Friday, 19 December 2014: 4:00 PM
The inter-annual variability of the Mars atmosphere is dominated by the occasional occurrence of global-scale dust storms (GDS) in the southern summer season. The intermittent occurrence of such storms represents a major unsolved problem of atmospheric physics. To aid in studying these events, we have compiled a catalog of Mars years including such storms (n=9) and Mars years without global-scale storms (n=11) through the year 2013. We use these samples to explore the question of a possible relationship linking GDS occurrence with the variability of the orbital angular momentum of Mars with respect to the solar system barycenter (LMars). We find that a remarkably simple and direct relationship links the occurrence and non-occurrence of GDS on Mars with the variability of this dynamical quantity.
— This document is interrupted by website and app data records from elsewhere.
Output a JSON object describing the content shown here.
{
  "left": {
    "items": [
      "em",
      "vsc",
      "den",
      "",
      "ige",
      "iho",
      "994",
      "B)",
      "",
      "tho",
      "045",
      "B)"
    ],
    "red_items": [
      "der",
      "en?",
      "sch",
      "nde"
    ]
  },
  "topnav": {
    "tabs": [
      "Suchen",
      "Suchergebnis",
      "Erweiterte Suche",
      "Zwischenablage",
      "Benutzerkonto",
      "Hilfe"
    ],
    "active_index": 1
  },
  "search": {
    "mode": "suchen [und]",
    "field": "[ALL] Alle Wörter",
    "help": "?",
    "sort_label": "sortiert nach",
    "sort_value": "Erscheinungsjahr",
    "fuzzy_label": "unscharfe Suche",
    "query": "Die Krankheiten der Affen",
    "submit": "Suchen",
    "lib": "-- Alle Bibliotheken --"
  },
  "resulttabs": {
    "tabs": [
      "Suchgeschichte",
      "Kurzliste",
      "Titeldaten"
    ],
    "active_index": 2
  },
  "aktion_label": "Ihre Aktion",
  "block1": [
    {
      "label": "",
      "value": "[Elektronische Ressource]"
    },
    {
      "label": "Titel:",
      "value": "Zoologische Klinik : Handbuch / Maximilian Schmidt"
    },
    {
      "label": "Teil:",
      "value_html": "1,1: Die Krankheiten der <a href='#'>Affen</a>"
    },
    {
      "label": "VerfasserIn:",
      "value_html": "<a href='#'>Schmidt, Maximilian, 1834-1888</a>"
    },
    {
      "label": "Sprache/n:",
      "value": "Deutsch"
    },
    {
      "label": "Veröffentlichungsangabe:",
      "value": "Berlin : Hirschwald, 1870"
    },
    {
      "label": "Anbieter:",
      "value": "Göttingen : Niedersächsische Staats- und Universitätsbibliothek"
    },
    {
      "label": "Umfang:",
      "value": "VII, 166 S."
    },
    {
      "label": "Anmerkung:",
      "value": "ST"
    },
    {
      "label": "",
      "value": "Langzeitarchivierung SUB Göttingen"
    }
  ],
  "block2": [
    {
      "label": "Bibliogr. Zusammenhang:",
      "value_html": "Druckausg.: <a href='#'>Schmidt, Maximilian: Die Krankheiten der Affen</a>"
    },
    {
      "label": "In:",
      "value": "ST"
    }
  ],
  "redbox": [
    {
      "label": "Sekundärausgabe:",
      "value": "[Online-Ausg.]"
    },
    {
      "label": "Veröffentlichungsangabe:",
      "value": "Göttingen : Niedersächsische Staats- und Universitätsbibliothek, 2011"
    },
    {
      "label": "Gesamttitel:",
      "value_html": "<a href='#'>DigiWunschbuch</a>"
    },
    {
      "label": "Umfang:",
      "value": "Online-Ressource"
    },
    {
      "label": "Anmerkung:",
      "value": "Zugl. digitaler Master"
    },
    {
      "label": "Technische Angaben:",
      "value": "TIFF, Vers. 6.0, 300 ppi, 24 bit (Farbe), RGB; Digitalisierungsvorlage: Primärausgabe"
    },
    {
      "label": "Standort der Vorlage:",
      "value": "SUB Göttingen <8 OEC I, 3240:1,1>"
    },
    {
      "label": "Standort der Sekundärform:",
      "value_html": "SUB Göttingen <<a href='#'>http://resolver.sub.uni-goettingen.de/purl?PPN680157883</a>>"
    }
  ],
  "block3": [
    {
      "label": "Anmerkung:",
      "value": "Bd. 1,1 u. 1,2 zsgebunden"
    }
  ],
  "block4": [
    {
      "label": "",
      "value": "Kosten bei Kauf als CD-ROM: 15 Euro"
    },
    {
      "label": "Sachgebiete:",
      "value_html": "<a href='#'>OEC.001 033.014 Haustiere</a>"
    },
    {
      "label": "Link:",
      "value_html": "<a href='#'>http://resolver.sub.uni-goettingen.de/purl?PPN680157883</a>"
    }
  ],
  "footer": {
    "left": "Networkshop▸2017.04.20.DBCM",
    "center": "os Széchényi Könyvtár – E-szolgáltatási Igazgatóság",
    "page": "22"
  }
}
All of the GDS became planet encircling during periods when LMars was increasing or near maxima. Statistical significance is obtained for the clustering tendencies of LMars waveform phases for key subsets of the catalog, including the mid-season storms (as defined below) and the years without storms. A systematic progression is found in the phasing of the LMars waveforms with respect to the annual cycle of solar irradiance for the following three GDS categories: The early season GDS (1977 and 2001, initiating near Ls=204° and Ls=185° respectively), the mid-season storms (1956, 1971, 1982, 1994, and 2007; Ls=208° through Ls=262°), and the late season GDS (1924 and 1973, Ls=310° and Ls=300°). Rising values of LMars immediately prior to and during the Mars dust storm season appear to be a necessary (but not sufficient) condition for the initiation of GDS events. Factors internal to the Mars climate system, including the spatial redistribution of dust from year to year, also appear to play an important role in determining whether a GDS may occur in any particular Mars year. A testable physical hypothesis has recently been formulated, and an effort is now underway to more fully quantify and characterize the response of the Mars atmosphere to this aspect of solar system dynamical variability [Mischna et al., this meeting]. This work was performed at the Jet Propulsion Laboratory, California Institute of Technology, under a contract with NASA. Copyright 2014, all rights reserved.